CFS presents “Ed Wood”

Ryan Doyle

Two transvestites, a burned-out Hollywood star and a man named Tor walk into the Connelly Cinema. If that sounds like the set-up for a bad joke, you’d be half right. Instead, it’s only the motley characters in director Tim Burton’s ode to one of the worst directors of all time, Ed Wood, in the movie of the same name.

The movie, starring Johnny Depp in his second of four collaborations with Burton, chronicles the apex of Wood’s filmmaking career, including the transvestite piece “Glen or Glenda” (in which Wood, a transvestite himself with a penchant for angora sweaters, plays the cross-dressing title character), “Bride of the Monster” and what is widely regarded as the worst movie ever made, “Plan 9 from Outer Space.”
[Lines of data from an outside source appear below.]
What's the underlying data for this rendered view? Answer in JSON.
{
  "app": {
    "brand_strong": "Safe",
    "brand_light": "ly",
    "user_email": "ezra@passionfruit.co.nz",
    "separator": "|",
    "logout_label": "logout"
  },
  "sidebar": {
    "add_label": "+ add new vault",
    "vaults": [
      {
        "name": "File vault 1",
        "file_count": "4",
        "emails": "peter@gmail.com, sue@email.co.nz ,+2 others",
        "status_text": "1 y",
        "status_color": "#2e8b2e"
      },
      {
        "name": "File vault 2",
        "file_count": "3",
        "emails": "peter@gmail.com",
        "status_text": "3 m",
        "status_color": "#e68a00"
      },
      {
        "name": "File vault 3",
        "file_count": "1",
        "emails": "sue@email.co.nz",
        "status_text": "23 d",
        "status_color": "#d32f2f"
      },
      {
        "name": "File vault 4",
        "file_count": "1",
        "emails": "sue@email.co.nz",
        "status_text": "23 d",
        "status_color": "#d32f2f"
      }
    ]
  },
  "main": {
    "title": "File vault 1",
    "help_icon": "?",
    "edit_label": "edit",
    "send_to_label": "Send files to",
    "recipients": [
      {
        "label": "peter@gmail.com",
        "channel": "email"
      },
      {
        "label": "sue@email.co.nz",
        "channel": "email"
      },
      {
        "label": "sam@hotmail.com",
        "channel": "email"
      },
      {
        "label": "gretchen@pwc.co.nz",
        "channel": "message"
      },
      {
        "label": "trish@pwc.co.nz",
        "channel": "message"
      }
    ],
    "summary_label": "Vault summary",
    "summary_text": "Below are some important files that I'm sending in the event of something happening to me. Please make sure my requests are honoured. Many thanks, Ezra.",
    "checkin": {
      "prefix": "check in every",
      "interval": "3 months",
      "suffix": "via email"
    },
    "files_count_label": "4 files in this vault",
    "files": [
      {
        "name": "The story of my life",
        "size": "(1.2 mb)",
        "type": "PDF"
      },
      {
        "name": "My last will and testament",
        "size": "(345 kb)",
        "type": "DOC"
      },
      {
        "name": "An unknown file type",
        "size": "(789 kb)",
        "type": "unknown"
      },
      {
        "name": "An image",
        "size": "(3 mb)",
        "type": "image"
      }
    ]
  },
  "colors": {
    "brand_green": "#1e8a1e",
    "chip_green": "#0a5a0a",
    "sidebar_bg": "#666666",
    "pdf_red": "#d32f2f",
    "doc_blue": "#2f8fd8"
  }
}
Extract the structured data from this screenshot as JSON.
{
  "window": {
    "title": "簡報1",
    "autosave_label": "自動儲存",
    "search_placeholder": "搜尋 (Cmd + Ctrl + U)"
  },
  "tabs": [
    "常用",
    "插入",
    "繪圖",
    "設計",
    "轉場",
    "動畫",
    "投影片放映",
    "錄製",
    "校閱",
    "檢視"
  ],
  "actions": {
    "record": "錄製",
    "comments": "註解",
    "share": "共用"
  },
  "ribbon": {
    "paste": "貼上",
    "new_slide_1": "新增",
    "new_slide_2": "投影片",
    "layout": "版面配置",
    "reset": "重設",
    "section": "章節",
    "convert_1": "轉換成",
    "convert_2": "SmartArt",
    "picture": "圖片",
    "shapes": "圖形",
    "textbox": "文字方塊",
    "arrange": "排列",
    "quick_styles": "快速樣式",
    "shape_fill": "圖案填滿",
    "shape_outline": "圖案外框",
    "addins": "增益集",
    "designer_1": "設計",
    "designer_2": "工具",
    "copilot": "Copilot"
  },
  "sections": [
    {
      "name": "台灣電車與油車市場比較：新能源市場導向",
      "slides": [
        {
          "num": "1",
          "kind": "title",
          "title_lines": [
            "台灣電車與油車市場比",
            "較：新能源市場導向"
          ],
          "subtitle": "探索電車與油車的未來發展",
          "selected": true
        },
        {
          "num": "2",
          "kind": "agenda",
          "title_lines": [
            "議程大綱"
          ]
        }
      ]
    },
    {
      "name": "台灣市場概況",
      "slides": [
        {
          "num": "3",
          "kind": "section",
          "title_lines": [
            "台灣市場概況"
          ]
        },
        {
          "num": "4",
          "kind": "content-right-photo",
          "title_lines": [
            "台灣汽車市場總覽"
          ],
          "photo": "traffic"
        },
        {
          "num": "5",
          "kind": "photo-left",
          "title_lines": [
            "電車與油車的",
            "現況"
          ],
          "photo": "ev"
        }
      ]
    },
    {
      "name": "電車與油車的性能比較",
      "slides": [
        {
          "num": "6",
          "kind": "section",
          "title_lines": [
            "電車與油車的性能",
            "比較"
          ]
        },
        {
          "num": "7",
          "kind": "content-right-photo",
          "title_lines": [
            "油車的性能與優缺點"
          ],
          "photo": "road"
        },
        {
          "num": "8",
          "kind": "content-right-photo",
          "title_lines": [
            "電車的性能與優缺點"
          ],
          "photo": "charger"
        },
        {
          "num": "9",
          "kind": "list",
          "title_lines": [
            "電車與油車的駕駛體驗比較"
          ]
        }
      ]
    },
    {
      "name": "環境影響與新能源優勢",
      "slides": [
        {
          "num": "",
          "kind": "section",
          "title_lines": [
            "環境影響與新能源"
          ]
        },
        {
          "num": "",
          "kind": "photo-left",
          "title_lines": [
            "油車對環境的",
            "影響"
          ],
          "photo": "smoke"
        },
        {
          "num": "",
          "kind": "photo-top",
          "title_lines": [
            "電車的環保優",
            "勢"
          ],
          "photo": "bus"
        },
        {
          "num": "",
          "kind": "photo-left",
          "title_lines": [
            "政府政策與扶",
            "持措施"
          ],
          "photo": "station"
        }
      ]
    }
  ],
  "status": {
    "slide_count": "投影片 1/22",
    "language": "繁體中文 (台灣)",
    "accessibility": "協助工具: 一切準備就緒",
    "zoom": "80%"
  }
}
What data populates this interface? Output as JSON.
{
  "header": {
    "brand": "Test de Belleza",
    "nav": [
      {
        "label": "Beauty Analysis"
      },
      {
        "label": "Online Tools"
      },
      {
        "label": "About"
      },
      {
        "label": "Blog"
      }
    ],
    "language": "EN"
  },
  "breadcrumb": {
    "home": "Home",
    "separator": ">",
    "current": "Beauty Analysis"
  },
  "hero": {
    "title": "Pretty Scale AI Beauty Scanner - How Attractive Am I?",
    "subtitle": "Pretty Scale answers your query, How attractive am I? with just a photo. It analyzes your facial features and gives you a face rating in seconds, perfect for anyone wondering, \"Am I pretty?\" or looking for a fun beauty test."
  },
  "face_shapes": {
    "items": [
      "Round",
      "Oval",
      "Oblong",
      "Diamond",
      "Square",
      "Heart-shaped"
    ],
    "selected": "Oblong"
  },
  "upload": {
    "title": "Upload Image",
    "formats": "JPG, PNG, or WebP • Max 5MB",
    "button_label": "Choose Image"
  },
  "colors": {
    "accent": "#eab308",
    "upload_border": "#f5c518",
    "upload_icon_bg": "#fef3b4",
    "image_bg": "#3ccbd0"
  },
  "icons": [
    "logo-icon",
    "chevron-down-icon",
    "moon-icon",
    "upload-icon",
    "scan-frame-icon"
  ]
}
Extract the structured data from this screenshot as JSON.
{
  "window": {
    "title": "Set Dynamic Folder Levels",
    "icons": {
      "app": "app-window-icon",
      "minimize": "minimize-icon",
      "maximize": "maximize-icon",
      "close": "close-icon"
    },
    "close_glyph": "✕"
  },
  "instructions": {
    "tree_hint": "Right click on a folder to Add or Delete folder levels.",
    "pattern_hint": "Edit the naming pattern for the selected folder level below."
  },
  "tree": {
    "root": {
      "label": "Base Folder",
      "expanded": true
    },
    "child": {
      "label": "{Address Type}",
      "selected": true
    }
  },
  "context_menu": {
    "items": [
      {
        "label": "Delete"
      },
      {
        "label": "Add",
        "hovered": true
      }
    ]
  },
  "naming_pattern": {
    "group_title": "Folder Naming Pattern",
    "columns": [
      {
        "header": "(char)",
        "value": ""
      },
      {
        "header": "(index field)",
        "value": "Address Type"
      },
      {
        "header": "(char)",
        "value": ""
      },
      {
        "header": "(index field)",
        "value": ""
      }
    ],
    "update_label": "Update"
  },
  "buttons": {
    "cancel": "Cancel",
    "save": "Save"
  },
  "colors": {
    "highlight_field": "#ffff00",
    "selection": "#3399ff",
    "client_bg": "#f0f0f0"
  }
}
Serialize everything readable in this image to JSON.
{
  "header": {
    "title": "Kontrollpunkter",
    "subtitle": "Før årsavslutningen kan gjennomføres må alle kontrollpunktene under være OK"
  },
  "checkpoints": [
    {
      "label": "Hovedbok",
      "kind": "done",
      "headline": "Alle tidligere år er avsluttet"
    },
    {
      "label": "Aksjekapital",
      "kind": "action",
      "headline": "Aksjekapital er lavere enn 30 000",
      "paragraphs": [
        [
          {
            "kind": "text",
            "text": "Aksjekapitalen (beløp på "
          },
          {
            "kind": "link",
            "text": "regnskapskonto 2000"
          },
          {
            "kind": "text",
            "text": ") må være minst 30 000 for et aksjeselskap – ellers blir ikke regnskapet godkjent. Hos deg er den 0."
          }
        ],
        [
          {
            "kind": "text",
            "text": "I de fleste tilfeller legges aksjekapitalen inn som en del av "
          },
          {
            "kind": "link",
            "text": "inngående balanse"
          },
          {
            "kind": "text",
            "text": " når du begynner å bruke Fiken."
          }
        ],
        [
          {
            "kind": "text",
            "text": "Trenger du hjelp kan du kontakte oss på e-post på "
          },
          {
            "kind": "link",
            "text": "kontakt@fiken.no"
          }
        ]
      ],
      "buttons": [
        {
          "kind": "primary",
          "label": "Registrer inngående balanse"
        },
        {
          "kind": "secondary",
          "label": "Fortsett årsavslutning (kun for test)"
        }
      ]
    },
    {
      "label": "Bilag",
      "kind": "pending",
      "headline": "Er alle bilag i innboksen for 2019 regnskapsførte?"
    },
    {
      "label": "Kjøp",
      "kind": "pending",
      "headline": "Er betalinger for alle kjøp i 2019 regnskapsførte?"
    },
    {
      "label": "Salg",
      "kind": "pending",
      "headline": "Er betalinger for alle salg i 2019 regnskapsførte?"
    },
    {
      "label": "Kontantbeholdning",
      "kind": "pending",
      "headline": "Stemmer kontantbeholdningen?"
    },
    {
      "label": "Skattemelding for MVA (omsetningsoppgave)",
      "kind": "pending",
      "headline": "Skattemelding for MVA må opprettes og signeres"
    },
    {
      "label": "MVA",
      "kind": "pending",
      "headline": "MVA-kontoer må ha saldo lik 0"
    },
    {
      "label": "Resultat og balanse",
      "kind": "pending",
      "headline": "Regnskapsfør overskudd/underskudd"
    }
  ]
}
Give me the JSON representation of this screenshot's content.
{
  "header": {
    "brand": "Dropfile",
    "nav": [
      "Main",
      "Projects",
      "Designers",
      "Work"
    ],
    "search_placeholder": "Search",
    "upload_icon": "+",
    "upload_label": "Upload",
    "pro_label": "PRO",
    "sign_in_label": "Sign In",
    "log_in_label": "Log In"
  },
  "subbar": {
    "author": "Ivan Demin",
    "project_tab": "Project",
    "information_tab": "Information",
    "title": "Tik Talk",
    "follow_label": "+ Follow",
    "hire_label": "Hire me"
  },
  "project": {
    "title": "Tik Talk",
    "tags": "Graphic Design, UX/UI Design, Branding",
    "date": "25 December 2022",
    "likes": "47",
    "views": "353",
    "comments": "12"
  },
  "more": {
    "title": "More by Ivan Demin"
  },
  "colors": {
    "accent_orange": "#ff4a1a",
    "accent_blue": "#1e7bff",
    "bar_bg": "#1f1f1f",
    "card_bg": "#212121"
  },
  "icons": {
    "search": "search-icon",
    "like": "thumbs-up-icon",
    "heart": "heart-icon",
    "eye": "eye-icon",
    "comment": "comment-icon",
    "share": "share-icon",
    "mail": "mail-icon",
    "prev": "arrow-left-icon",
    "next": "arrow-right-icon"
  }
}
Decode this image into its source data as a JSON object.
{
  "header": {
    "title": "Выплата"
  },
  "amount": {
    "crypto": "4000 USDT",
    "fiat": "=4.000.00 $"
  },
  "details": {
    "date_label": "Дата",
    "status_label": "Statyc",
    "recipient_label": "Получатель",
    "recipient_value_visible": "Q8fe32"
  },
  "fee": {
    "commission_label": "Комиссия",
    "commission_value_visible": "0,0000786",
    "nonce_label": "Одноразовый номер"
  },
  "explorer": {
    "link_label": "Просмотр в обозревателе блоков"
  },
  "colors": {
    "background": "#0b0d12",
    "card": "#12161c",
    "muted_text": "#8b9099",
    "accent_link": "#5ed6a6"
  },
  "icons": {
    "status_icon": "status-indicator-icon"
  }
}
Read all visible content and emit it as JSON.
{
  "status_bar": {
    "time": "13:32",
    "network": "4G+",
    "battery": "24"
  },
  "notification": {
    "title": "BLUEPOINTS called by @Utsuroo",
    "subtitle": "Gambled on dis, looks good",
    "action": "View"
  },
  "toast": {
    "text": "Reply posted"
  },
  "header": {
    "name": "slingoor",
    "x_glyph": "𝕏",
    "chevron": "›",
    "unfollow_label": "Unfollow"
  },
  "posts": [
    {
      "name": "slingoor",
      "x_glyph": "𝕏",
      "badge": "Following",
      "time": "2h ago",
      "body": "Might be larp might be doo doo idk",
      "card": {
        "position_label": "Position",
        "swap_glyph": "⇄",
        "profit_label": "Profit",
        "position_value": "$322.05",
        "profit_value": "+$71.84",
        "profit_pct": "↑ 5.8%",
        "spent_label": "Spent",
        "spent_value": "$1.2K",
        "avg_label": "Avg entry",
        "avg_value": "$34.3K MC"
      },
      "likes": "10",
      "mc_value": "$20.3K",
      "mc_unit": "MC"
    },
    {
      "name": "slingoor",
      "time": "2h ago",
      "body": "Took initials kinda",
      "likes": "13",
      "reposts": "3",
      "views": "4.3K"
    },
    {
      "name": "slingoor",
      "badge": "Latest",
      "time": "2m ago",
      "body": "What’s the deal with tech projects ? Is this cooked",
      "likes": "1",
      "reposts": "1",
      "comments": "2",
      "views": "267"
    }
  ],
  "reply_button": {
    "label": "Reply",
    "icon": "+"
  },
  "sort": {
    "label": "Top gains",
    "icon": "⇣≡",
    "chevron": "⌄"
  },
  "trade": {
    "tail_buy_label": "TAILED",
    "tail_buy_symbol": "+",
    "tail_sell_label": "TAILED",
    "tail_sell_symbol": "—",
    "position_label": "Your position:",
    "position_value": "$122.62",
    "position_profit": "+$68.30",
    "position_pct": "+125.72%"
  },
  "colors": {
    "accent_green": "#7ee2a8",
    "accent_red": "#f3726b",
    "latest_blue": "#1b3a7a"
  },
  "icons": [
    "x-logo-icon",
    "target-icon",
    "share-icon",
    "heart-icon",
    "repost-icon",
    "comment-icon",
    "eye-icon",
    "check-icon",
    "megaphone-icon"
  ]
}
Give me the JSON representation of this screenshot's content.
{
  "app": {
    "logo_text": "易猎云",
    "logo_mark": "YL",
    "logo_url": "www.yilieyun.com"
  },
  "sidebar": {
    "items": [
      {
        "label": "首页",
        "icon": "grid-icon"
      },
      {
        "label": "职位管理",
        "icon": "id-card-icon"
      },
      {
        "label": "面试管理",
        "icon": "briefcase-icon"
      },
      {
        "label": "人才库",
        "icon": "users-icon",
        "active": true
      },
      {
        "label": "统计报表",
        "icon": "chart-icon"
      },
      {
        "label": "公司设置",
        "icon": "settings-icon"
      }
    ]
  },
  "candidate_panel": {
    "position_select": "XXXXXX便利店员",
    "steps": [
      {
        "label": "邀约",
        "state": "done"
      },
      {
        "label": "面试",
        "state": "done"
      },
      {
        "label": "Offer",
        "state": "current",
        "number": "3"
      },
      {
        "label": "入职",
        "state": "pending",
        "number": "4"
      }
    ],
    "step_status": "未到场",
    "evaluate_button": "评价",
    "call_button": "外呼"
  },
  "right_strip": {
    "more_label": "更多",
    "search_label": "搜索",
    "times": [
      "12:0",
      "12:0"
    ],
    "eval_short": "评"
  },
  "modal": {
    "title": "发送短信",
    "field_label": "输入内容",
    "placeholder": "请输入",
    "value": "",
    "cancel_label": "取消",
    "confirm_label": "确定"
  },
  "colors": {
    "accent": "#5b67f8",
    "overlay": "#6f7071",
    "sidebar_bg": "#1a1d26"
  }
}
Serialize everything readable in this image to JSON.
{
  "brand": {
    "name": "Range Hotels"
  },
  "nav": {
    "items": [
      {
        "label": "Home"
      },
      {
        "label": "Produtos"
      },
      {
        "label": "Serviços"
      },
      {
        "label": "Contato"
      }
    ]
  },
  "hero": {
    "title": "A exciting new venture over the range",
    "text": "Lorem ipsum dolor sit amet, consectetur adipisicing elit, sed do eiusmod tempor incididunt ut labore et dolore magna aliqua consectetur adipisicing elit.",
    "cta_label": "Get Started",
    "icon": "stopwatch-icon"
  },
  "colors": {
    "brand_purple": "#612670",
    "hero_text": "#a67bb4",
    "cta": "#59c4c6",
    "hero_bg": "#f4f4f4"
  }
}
Along for the ride is a pre-“Sex and the City” Sarah Jessica Parker as Wood’s first wife, Bill Murray as part of Wood’s troupe and Martin Landau in the role of Bela Lugosi, for which he won an Academy Award for Best Supporting Actor.

The film is a labor of love by Burton, whose career has been built on portraying outsiders such as Edward Scissorhands, Batman and even Pee-Wee Herman.

Although Burton had already completed blockbuster hits such as “Edward Scissorhands” and the first two Batman movies when he decided to make Ed Wood, he had to fight to get the movie made. This is because the main character was viewed as a risky subject by many conservative Hollywood studios, though the movie was eventually produced for the meager sum of $18 million dollars.

Ironically, like many of the real-life Woods’ movies, the film performed poorly at the box office. However, the movie holds up over time and is a joy to watch, especially for fans of cinema. Various allusions to that era of film-making are made throughout the movie, including an encounter between Wood and legendary Hollywood director and star Orson Welles, which most likely never occurred in real life. Wood takes us back to a simpler time in American cinema, before the Bruckheimers of the world took over with special effects.

The screening of Ed Wood is the third movie in the Cultural Film and Lecture Series and will be screened Saturday through Monday, Sept. 25th-27th at 7 p.m., with a fourth screening at 3:30 p.m. on that Sunday. Guest speaker Adrienne Redd will introduce the film and lead a discussion after the Monday screening.

Tickets are available at the door, for $3.50 for students and $5 for all others. For more information, visit the CFS web page at